Today the gates are part of a city park where Shirazi’s relax and picnic during their leisure hours.

We walked under the gate and were going to walk up to an area where we would have a wonderful view of Shiraz but it was closed because the rains last night made it unsafe.  They were worried that people would slip off the trail.

There was a sculpture near the gate.

The gate was very close to our hotel so I asked permission for us to walk back to the hotel.  Sally, Lance, Jane, and I walked back but, of course, Nadereh walked with us  We were not allowed wot walk on our own.  It was only 1 block and we arrived before the bus.  I just shook my head at the supervision requirements.

Dinner tonight was at the Haft Khan Restaurant.  The décor of the restaurant is filled with parts from a Mercedi Benz factory.  We watched the men make Sangak Bread.
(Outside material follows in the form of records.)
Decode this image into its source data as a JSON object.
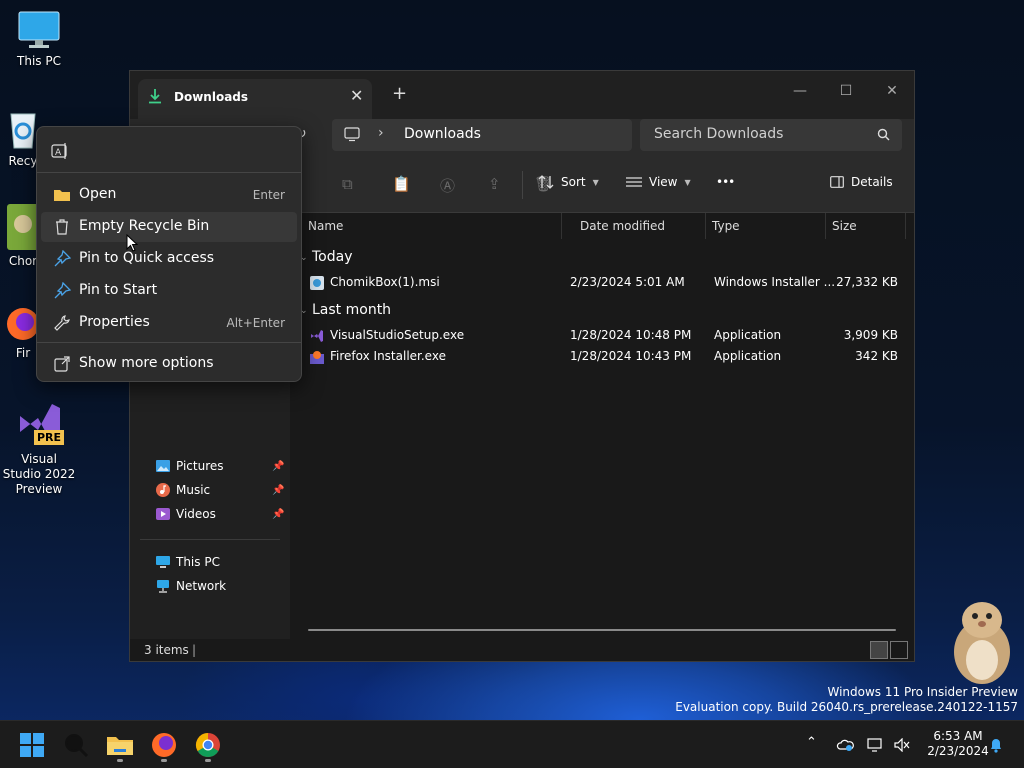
{
  "desktop": {
    "icons": [
      {
        "label": "This PC"
      },
      {
        "label": "Recy"
      },
      {
        "label": "Chor"
      },
      {
        "label": "Fir"
      },
      {
        "label": "Visual Studio 2022 Preview",
        "badge": "PRE"
      }
    ]
  },
  "window": {
    "tab_title": "Downloads",
    "tab_close": "✕",
    "tab_add": "+",
    "controls": {
      "minimize": "—",
      "maximize": "☐",
      "close": "✕"
    },
    "breadcrumb": {
      "separator": "›",
      "current": "Downloads"
    },
    "search_placeholder": "Search Downloads",
    "toolbar": {
      "sort": "Sort",
      "view": "View",
      "more": "•••",
      "details": "Details"
    },
    "sidebar": [
      {
        "label": "Pictures",
        "pinned": true
      },
      {
        "label": "Music",
        "pinned": true
      },
      {
        "label": "Videos",
        "pinned": true
      },
      {
        "label": "This PC",
        "pinned": false
      },
      {
        "label": "Network",
        "pinned": false
      }
    ],
    "columns": [
      "Name",
      "Date modified",
      "Type",
      "Size"
    ],
    "groups": [
      {
        "label": "Today",
        "files": [
          {
            "name": "ChomikBox(1).msi",
            "date": "2/23/2024 5:01 AM",
            "type": "Windows Installer ...",
            "size": "27,332 KB"
          }
        ]
      },
      {
        "label": "Last month",
        "files": [
          {
            "name": "VisualStudioSetup.exe",
            "date": "1/28/2024 10:48 PM",
            "type": "Application",
            "size": "3,909 KB"
          },
          {
            "name": "Firefox Installer.exe",
            "date": "1/28/2024 10:43 PM",
            "type": "Application",
            "size": "342 KB"
          }
        ]
      }
    ],
    "status": "3 items"
  },
  "context_menu": {
    "items": [
      {
        "label": "Open",
        "shortcut": "Enter",
        "icon": "folder-icon"
      },
      {
        "label": "Empty Recycle Bin",
        "shortcut": "",
        "icon": "trash-icon"
      },
      {
        "label": "Pin to Quick access",
        "shortcut": "",
        "icon": "pin-icon"
      },
      {
        "label": "Pin to Start",
        "shortcut": "",
        "icon": "pin-icon"
      },
      {
        "label": "Properties",
        "shortcut": "Alt+Enter",
        "icon": "wrench-icon"
      },
      {
        "label": "Show more options",
        "shortcut": "",
        "icon": "share-icon"
      }
    ]
  },
  "watermark": {
    "line1": "Windows 11 Pro Insider Preview",
    "line2": "Evaluation copy. Build 26040.rs_prerelease.240122-1157"
  },
  "clock": {
    "time": "6:53 AM",
    "date": "2/23/2024"
  },
  "colors": {
    "accent": "#0078d4",
    "folder": "#f2c14e",
    "menu_bg": "#2c2c2c"
  }
}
Samgak which means little stone is the name of the Iranian tnational bread and is baked on a bed of small river stone in an oven.

At our table there was an American Flag.  Each table had a flag representing the people who were dining at that table.

We were served a variety of traditional Iranian dishes and drinks – family style that were absolutely delicious.  I had to photograph some of them.


There are a few people in our group who chose not to go to dinner.  I know we are eating too much food.  Three meals a day is a lot.  I can’t imagine staying at the hotel instead of having this cultural experience.

This was quite a day.  I hope I have captured the essence of it.